* _Extracted data entries_
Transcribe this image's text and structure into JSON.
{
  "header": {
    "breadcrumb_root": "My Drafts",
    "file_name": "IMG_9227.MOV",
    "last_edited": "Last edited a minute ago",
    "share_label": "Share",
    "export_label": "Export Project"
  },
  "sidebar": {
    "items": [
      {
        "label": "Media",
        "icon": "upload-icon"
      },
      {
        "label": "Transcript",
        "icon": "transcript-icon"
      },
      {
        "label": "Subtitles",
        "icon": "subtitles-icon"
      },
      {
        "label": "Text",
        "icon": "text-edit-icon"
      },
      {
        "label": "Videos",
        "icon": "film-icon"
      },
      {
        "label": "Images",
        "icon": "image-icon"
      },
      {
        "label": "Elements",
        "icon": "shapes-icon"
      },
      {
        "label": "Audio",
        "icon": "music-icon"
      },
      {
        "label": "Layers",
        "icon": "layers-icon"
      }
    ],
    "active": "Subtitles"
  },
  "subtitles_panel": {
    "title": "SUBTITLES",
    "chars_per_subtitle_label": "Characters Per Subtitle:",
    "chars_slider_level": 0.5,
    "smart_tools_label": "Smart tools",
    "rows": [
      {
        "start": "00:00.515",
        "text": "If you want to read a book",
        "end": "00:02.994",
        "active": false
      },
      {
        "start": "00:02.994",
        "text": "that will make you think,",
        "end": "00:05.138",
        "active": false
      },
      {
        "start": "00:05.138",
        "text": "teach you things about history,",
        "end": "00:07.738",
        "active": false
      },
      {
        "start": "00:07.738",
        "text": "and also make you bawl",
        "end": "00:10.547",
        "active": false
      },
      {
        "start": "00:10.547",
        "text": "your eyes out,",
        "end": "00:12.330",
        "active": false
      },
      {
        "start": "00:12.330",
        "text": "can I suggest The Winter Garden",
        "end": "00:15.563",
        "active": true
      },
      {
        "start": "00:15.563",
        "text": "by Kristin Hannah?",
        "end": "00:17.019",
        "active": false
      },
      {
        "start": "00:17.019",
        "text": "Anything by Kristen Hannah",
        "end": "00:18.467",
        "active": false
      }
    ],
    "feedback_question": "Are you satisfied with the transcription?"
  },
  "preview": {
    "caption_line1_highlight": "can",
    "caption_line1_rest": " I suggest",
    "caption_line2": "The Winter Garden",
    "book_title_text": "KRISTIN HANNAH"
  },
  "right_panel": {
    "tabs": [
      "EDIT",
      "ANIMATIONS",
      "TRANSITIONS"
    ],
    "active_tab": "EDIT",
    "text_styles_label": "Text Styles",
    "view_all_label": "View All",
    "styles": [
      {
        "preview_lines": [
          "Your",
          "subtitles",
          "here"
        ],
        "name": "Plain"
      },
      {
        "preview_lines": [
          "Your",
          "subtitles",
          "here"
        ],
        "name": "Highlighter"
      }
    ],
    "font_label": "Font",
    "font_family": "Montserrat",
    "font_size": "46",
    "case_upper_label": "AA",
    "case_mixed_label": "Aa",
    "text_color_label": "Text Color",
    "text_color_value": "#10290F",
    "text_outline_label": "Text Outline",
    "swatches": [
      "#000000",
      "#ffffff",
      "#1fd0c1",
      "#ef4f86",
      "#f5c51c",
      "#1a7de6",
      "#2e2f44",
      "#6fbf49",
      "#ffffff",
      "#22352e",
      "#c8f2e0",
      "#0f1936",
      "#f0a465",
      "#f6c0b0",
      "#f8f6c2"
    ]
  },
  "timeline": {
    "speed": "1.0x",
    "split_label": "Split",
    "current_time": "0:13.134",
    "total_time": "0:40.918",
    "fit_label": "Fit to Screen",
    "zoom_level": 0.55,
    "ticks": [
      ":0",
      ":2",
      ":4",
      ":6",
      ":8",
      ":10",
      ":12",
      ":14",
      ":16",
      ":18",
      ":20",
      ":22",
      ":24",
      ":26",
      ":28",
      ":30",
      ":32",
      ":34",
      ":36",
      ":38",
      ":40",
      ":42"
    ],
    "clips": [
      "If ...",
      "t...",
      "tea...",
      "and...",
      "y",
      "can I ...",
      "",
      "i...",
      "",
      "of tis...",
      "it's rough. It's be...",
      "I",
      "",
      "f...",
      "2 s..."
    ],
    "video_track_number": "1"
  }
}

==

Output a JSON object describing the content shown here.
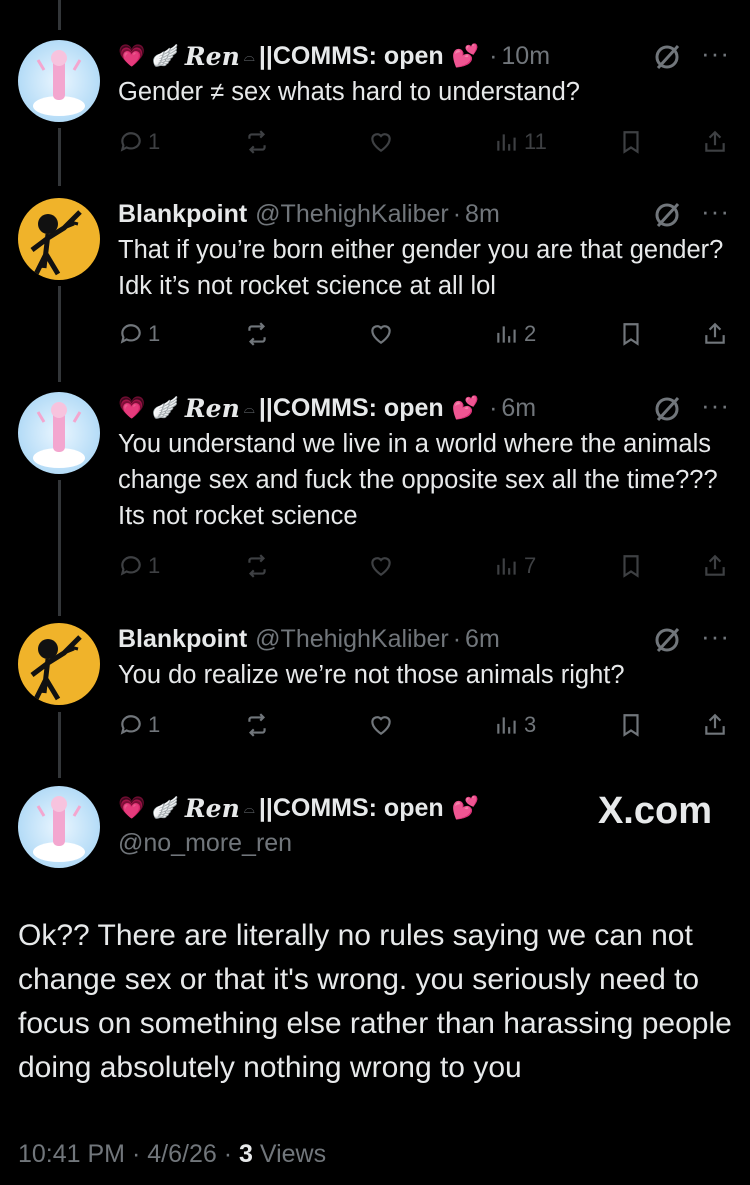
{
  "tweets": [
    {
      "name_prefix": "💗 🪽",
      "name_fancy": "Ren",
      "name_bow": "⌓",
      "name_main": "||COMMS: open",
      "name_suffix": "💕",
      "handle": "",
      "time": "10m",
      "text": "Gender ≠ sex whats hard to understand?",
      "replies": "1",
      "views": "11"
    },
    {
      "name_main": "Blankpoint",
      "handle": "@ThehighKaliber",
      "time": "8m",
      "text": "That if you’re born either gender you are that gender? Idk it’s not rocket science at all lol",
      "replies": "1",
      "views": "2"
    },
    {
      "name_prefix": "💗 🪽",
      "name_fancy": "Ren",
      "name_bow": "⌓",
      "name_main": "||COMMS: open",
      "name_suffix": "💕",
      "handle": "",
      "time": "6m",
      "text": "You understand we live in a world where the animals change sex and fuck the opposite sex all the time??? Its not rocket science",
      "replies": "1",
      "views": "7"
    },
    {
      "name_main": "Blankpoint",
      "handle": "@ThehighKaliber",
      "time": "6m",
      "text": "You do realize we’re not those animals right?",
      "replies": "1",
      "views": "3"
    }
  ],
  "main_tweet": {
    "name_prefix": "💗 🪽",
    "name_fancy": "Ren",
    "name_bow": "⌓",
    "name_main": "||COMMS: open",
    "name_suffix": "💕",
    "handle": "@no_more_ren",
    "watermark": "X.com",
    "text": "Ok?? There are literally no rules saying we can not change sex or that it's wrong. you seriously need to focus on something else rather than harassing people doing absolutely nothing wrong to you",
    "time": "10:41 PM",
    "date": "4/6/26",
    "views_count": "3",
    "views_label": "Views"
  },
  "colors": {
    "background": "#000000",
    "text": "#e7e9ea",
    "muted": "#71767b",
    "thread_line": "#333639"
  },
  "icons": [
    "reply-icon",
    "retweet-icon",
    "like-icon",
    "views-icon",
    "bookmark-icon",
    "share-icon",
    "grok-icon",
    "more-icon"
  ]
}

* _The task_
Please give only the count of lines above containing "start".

* _Answer section_
8